May Insists on 'Bespoke' Trade Deal in Face of EU's Rebuttal
(Bloomberg) -- Prime Minister Theresa May is sticking to her guns and pushing for a made-to-order trade deal with the European Union -- despite the bloc’s insistence such a scenario is out of the question.
May presided over a discussion with her Cabinet on Tuesday morning to flesh out her vision of an end state, aiming for a "significantly more ambitious deal" than that between the EU and Canada. It sets the stage for a contentious year of talks given that the Canada model -- seven years in the making -- is exactly what the EU has to offer given May’s red lines.
The meeting lasted almost two hours, and comes on the heels of a round of interviews by EU’s chief negotiator, Michel Barnier, where he underlined the bloc’s determination not to let the U.K. enjoy the benefits of membership after Brexit. Strategically, it’s not in the EU’s interest to encourage others to quit so departure from the bloc cannot be seen to be pain-free.
Barnier explicitly ruled out a special deal for Britain’s financial services sector and said the decision to leave the EU single market rules out passporting arrangements which allow British financial services companies to trade in the EU. This will be a blow for banks that are already eyeing alternative cities like Frankfurt to move some of their staff and offices.
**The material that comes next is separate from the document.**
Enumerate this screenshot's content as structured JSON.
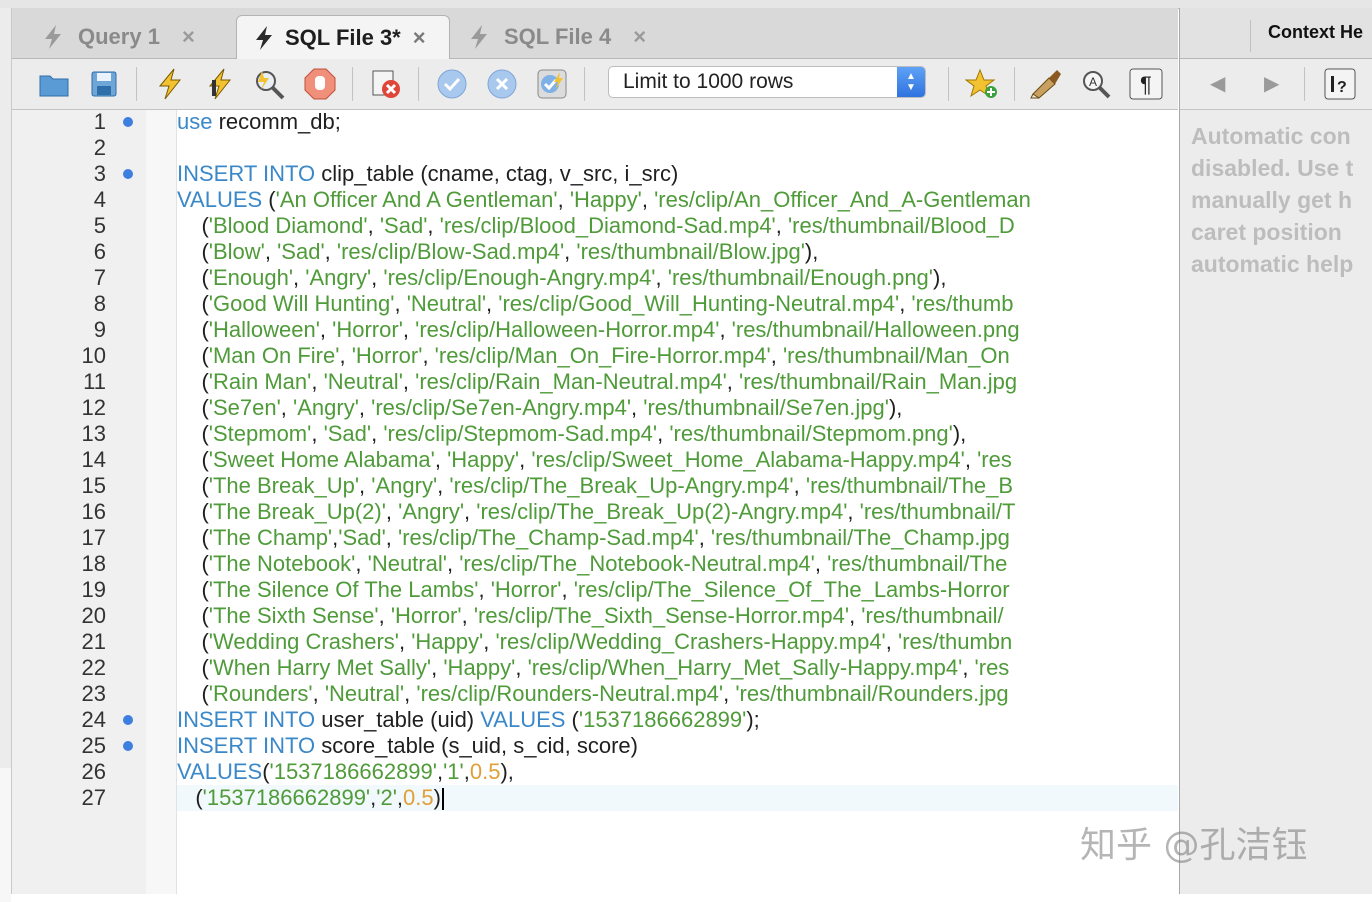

The EU has frequently chided the Brits for trying to “cherry pick” but the U.K. point of view continues to be that a unique agreement in record time can be struck. Banks are unlikely to respond positively to a Canada-style Brexit because it strips out many services that form the backbone of the U.K. economy. Other models, such as Norway, seem to be out of the question because of May’s determination to leave the single market and customs union.
Time is of the essence, with the U.K. set to leave on March 29, 2019 with many issues still unresolved, not least what to do with the border between Northern Ireland and the Republic of Ireland -- an issue that was essentially parked to allow the broader discussion to progress to an implementation period of two years to allow businesses to adapt to the new reality.
May, according to a statement by her office, thinks “we should be creative in designing our proposal” and that the U.K. “would also be seeking a significantly more ambitious deal than the EU’s agreement with Canada.” The Cabinet will meet to discuss the matter further in early 2018.
To counter Barnier’s point, May wants an “an economic partnership that will include getting a good deal for financial services which we’ve always been clear will be in the EU’s best interests as well as ours,” according to U.K. government spokesman James Slack.
May’s government is seeking to put up a united front after months of infighting almost scuppered negotiations and raised questions about her ability to lead the country. Her top ministers, Slack suggested, were united in wanting "that deep and special relationship with the EU in terms of trade and security."
Whether that is the case behind the scenes is another matter. There have been clear division in her Cabinet between those like Chancellor of the Exchequer Philip Hammond who favor closer ties with the EU and those led by Foreign Secretary Boris Johnson who want a cleaner break.
While Barnier’s specific comments weren’t discussed, the EU’s position on not giving the U.K. a special deal was dismissed as a negotiating tactic. "You’d expect the commission to be setting out its position," Slack said. "You’d expect to hear more from them before you hear less."
©2017 Bloomberg L.P.